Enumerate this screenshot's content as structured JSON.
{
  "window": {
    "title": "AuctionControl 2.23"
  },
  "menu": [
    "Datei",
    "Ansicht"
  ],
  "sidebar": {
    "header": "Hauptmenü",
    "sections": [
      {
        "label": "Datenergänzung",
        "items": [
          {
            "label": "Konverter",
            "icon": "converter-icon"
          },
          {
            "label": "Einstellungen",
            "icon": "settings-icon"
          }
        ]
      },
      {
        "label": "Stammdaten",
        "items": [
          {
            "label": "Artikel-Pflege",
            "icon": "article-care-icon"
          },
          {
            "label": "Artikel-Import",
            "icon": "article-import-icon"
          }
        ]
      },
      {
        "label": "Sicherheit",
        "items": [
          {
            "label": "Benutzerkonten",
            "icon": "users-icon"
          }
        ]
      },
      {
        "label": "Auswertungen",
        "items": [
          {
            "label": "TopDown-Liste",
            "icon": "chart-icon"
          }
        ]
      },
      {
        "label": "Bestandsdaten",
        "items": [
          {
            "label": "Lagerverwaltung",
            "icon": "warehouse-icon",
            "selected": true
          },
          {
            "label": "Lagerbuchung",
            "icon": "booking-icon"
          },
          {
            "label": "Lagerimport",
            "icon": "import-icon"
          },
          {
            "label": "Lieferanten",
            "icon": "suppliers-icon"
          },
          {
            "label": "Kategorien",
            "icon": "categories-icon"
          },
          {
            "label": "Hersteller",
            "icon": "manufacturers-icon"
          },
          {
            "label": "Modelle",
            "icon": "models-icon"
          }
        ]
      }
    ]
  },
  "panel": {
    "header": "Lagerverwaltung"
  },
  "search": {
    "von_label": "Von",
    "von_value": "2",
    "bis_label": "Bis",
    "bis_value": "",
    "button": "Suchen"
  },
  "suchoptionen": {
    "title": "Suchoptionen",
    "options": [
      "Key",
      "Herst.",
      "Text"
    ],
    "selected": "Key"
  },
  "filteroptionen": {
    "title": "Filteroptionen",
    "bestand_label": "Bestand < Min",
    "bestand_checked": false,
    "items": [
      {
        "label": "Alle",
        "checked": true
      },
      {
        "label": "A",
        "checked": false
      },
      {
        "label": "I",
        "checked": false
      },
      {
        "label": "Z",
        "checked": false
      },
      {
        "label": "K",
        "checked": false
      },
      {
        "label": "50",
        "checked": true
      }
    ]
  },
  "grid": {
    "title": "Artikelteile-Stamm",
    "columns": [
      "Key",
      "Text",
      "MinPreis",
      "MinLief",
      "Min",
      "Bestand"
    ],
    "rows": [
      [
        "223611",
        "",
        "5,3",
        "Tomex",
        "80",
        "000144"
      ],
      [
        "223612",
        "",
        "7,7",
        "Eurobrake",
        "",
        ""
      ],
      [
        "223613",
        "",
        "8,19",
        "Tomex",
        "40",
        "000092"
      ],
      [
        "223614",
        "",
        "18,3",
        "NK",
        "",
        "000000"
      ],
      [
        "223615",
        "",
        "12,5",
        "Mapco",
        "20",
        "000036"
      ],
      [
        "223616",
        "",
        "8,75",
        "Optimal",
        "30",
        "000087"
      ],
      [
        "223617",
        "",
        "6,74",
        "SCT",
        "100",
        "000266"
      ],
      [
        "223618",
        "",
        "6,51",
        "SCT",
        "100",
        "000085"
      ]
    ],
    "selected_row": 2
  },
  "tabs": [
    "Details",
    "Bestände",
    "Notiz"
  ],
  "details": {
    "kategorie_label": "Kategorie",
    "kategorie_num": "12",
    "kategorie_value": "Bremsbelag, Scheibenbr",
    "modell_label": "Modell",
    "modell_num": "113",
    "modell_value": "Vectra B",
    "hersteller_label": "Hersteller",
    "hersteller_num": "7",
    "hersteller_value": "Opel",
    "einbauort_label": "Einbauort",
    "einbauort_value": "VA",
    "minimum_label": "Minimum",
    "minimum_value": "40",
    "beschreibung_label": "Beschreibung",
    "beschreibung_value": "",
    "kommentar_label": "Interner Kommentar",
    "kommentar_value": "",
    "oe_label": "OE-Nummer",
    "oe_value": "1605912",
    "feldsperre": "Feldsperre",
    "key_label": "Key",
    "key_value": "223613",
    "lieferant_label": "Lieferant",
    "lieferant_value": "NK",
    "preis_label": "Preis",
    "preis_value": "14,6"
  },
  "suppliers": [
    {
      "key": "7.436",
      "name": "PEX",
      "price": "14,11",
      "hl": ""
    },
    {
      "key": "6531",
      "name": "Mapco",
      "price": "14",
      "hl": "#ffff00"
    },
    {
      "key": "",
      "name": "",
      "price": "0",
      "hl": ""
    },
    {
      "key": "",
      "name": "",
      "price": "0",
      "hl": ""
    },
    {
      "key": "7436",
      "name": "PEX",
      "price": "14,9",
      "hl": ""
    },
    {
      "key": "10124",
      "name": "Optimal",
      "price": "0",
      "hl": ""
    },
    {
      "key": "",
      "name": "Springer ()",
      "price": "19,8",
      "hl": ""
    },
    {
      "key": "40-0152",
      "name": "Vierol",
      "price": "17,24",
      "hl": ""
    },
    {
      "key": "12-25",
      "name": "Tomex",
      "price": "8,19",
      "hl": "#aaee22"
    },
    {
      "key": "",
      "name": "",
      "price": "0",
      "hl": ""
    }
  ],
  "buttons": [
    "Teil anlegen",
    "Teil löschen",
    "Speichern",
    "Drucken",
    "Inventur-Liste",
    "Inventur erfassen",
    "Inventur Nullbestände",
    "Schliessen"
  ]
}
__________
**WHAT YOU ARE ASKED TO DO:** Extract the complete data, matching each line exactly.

**EXERCISE OUTPUT:**
Enumerate this screenshot's content as structured JSON.
{
  "window": {
    "title": "AuctionControl 2.23"
  },
  "menu": [
    "Datei",
    "Ansicht"
  ],
  "sidebar": {
    "header": "Hauptmenü",
    "sections": [
      {
        "label": "Datenergänzung",
        "items": [
          {
            "label": "Konverter",
            "icon": "converter-icon"
          },
          {
            "label": "Einstellungen",
            "icon": "settings-icon"
          }
        ]
      },
      {
        "label": "Stammdaten",
        "items": [
          {
            "label": "Artikel-Pflege",
            "icon": "article-care-icon"
          },
          {
            "label": "Artikel-Import",
            "icon": "article-import-icon"
          }
        ]
      },
      {
        "label": "Sicherheit",
        "items": [
          {
            "label": "Benutzerkonten",
            "icon": "users-icon"
          }
        ]
      },
      {
        "label": "Auswertungen",
        "items": [
          {
            "label": "TopDown-Liste",
            "icon": "chart-icon"
          }
        ]
      },
      {
        "label": "Bestandsdaten",
        "items": [
          {
            "label": "Lagerverwaltung",
            "icon": "warehouse-icon",
            "selected": true
          },
          {
            "label": "Lagerbuchung",
            "icon": "booking-icon"
          },
          {
            "label": "Lagerimport",
            "icon": "import-icon"
          },
          {
            "label": "Lieferanten",
            "icon": "suppliers-icon"
          },
          {
            "label": "Kategorien",
            "icon": "categories-icon"
          },
          {
            "label": "Hersteller",
            "icon": "manufacturers-icon"
          },
          {
            "label": "Modelle",
            "icon": "models-icon"
          }
        ]
      }
    ]
  },
  "panel": {
    "header": "Lagerverwaltung"
  },
  "search": {
    "von_label": "Von",
    "von_value": "2",
    "bis_label": "Bis",
    "bis_value": "",
    "button": "Suchen"
  },
  "suchoptionen": {
    "title": "Suchoptionen",
    "options": [
      "Key",
      "Herst.",
      "Text"
    ],
    "selected": "Key"
  },
  "filteroptionen": {
    "title": "Filteroptionen",
    "bestand_label": "Bestand < Min",
    "bestand_checked": false,
    "items": [
      {
        "label": "Alle",
        "checked": true
      },
      {
        "label": "A",
        "checked": false
      },
      {
        "label": "I",
        "checked": false
      },
      {
        "label": "Z",
        "checked": false
      },
      {
        "label": "K",
        "checked": false
      },
      {
        "label": "50",
        "checked": true
      }
    ]
  },
  "grid": {
    "title": "Artikelteile-Stamm",
    "columns": [
      "Key",
      "Text",
      "MinPreis",
      "MinLief",
      "Min",
      "Bestand"
    ],
    "rows": [
      [
        "223611",
        "",
        "5,3",
        "Tomex",
        "80",
        "000144"
      ],
      [
        "223612",
        "",
        "7,7",
        "Eurobrake",
        "",
        ""
      ],
      [
        "223613",
        "",
        "8,19",
        "Tomex",
        "40",
        "000092"
      ],
      [
        "223614",
        "",
        "18,3",
        "NK",
        "",
        "000000"
      ],
      [
        "223615",
        "",
        "12,5",
        "Mapco",
        "20",
        "000036"
      ],
      [
        "223616",
        "",
        "8,75",
        "Optimal",
        "30",
        "000087"
      ],
      [
        "223617",
        "",
        "6,74",
        "SCT",
        "100",
        "000266"
      ],
      [
        "223618",
        "",
        "6,51",
        "SCT",
        "100",
        "000085"
      ]
    ],
    "selected_row": 2
  },
  "tabs": [
    "Details",
    "Bestände",
    "Notiz"
  ],
  "details": {
    "kategorie_label": "Kategorie",
    "kategorie_num": "12",
    "kategorie_value": "Bremsbelag, Scheibenbr",
    "modell_label": "Modell",
    "modell_num": "113",
    "modell_value": "Vectra B",
    "hersteller_label": "Hersteller",
    "hersteller_num": "7",
    "hersteller_value": "Opel",
    "einbauort_label": "Einbauort",
    "einbauort_value": "VA",
    "minimum_label": "Minimum",
    "minimum_value": "40",
    "beschreibung_label": "Beschreibung",
    "beschreibung_value": "",
    "kommentar_label": "Interner Kommentar",
    "kommentar_value": "",
    "oe_label": "OE-Nummer",
    "oe_value": "1605912",
    "feldsperre": "Feldsperre",
    "key_label": "Key",
    "key_value": "223613",
    "lieferant_label": "Lieferant",
    "lieferant_value": "NK",
    "preis_label": "Preis",
    "preis_value": "14,6"
  },
  "suppliers": [
    {
      "key": "7.436",
      "name": "PEX",
      "price": "14,11",
      "hl": ""
    },
    {
      "key": "6531",
      "name": "Mapco",
      "price": "14",
      "hl": "#ffff00"
    },
    {
      "key": "",
      "name": "",
      "price": "0",
      "hl": ""
    },
    {
      "key": "",
      "name": "",
      "price": "0",
      "hl": ""
    },
    {
      "key": "7436",
      "name": "PEX",
      "price": "14,9",
      "hl": ""
    },
    {
      "key": "10124",
      "name": "Optimal",
      "price": "0",
      "hl": ""
    },
    {
      "key": "",
      "name": "Springer ()",
      "price": "19,8",
      "hl": ""
    },
    {
      "key": "40-0152",
      "name": "Vierol",
      "price": "17,24",
      "hl": ""
    },
    {
      "key": "12-25",
      "name": "Tomex",
      "price": "8,19",
      "hl": "#aaee22"
    },
    {
      "key": "",
      "name": "",
      "price": "0",
      "hl": ""
    }
  ],
  "buttons": [
    "Teil anlegen",
    "Teil löschen",
    "Speichern",
    "Drucken",
    "Inventur-Liste",
    "Inventur erfassen",
    "Inventur Nullbestände",
    "Schliessen"
  ]
}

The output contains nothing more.